This interview was originally published in Report on Business April 9, 2011.
Jim Flaherty tries to avoid carbohydrates to keep his weight down, but it's not such a worry during election campaigns. He figures he'll walk off many of the calories we're tucking into at Bella Notte, an Italian eatery in Whitby, Ont., by spending his afternoon knocking on doors.
The campaign trail is familiar territory for the 61-year-old, who grew up in an Irish Catholic family in Montreal. In the summer of 1968, he came home from Princeton - which he attended with help from a hockey scholarship - to learn his oldest sister had a task for him and their six siblings. She was dating the Liberal candidate in their riding, and she wanted help.
"She said, 'You're all Liberals, go knock on doors.' And so we did," Mr. Flaherty recalls. It was the height of Trudeaumania, and the Flaherty clan was right in the middle of it. But over the following decade, as the hockey-mad undergrad transformed into a Bay Street lawyer, he became disenchanted with Pierre Trudeau. "I thought it was really quite irresponsible, these deficits and debt and the inflation that followed," he says.
A conservative attitude about spending began to cement in Mr. Flaherty, who still speaks with admiration about the budgeting techniques he picked up from his mother. It's tough to miss the irony, then, that he would one day become the finance minister responsible for the largest deficit in the nation's history.
In December, 2008, Mr. Flaherty found himself in control of Canada's purse strings at the onset of the most challenging economic period since the Depression. He and other global leaders decided the best way to beat the crisis was to throw money at it. And so, after vowing never to preside over a deficit, Mr. Flaherty drove the country deep into the red.
As stressful as the period was, Mr. Flaherty says he misses the adrenalin rushes that came with making tough decisions. By comparison, even elections are easier to take on. "During the events of the last few years, during the economic crisis, it's been fairly stressful. A lot of travelling around the world and a lot of travelling in Canada and the U.S. I spend more time at home during election time, which is kind of nice."
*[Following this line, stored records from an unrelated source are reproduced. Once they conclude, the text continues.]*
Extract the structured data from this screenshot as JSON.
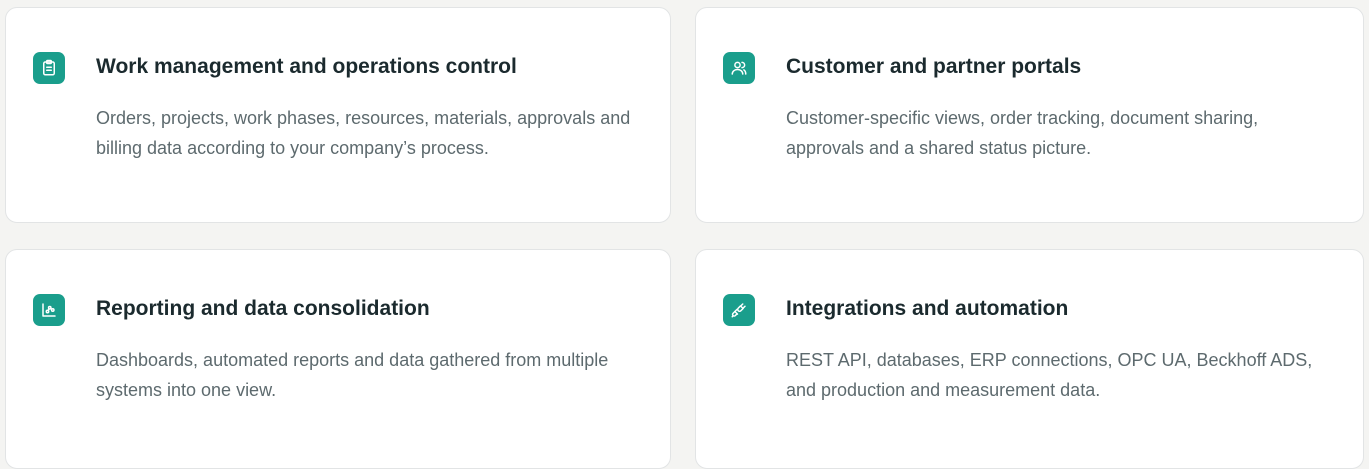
{
  "colors": {
    "accent": "#1a9e8c",
    "title": "#1b2a2e",
    "body_text": "#5d6a6e",
    "card_border": "#e2e4e5",
    "page_background": "#f4f4f2"
  },
  "cards": [
    {
      "icon": "clipboard-icon",
      "title": "Work management and operations control",
      "description": "Orders, projects, work phases, resources, materials, approvals and billing data according to your company’s process."
    },
    {
      "icon": "users-icon",
      "title": "Customer and partner portals",
      "description": "Customer-specific views, order tracking, document sharing, approvals and a shared status picture."
    },
    {
      "icon": "chart-icon",
      "title": "Reporting and data consolidation",
      "description": "Dashboards, automated reports and data gathered from multiple systems into one view."
    },
    {
      "icon": "plug-icon",
      "title": "Integrations and automation",
      "description": "REST API, databases, ERP connections, OPC UA, Beckhoff ADS, and production and measurement data."
    }
  ]
}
Mr. Flaherty has been keeping a fairly low profile in the runup to the election on May 2. His 2011 budget in March, which is now a key part of the Conservative election platform, essentially kicked off the election as opposition leaders decried what they said was a lack of action on affordable housing, childcare, and measures for the elderly. But he hasn't backed away from it.
This is the finance minister, after all, who stunned investors in 2006 by shutting down income trusts. He has pumped tens of billions of dollars into the economy in the blink of an eye. He has taken on the banks for ABM fees and online insurance sales. He has barrelled through opposition to a national securities regulator. And, if his party is able to pull off a majority government, he plans a radical overhaul of the country's tax code - something that hasn't been done since the sixties.
He's also not one to hesitate. He remembers standing next to Prime Minister Stephen Harper in December of 2008, the period in which they crafted the stimulus plan, and saying: "Let's all hold our breath, because if this doesn't work we're running this country into one huge deficit."
In fact, he has worried his decision to pump billions into the country's mortgage financing market spurred some consumers to take on more debt than they could afford - a fear he tried to counteract by repeatedly tightening up the rules about who can take on a mortgage.
"I do listen to lots of people," he says. "Even the developers in the last year were saying to me - it's in their self-interest to build all these houses and condos - even they were saying 'It's okay to tighten up a bit more, we have a level of discomfort in what we're seeing.'